### Prompt
Pull every line that includes the word "recontribute" out of the data below and copy it.

[[ Records for this task, beginning ]]

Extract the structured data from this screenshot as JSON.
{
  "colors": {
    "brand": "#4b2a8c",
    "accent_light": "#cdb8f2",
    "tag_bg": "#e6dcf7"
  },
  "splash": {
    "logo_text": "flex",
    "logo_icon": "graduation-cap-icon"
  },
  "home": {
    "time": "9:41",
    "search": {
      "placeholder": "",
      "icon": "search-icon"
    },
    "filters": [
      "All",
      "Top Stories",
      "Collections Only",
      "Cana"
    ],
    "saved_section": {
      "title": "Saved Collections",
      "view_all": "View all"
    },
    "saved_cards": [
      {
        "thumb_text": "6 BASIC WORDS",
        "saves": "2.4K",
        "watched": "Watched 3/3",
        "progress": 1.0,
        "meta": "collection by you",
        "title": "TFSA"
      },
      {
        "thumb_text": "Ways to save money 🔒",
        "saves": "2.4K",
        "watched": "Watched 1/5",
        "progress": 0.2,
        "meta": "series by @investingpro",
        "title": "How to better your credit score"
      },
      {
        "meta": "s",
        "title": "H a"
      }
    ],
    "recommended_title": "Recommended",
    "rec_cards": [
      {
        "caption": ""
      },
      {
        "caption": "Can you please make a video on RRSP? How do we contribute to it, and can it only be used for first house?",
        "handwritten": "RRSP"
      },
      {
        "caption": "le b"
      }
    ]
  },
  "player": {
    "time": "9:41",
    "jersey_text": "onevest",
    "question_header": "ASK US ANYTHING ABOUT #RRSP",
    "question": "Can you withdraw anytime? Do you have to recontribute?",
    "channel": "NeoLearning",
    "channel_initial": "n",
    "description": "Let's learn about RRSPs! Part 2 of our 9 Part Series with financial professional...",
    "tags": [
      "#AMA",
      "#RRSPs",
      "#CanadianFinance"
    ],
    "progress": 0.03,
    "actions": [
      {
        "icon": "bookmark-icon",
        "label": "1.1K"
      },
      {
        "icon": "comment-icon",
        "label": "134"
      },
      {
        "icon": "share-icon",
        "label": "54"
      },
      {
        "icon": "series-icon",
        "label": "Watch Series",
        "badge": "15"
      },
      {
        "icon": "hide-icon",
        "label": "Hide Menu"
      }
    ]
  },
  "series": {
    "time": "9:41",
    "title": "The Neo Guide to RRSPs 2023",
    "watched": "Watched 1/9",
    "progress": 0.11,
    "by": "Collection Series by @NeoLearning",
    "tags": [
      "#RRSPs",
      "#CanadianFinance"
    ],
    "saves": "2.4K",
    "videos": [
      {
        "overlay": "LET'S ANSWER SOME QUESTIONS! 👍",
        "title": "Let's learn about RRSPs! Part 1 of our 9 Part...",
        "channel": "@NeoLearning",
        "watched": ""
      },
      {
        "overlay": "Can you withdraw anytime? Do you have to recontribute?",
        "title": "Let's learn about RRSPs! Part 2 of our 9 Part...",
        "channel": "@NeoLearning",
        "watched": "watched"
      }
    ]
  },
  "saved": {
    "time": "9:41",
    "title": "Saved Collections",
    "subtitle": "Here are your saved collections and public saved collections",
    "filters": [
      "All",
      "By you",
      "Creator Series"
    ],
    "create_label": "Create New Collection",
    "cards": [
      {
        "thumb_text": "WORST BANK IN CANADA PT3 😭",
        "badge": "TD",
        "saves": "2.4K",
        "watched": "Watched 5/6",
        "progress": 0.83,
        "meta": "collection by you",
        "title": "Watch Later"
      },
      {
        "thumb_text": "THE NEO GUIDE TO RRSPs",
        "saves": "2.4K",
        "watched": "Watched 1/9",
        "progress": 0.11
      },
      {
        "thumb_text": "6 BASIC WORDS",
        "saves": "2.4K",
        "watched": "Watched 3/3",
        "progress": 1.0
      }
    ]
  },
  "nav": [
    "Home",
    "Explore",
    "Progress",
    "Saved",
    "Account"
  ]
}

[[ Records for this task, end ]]

### Answer to the exercise
    "question": "Can you withdraw anytime? Do you have to recontribute?",
        "overlay": "Can you withdraw anytime? Do you have to recontribute?",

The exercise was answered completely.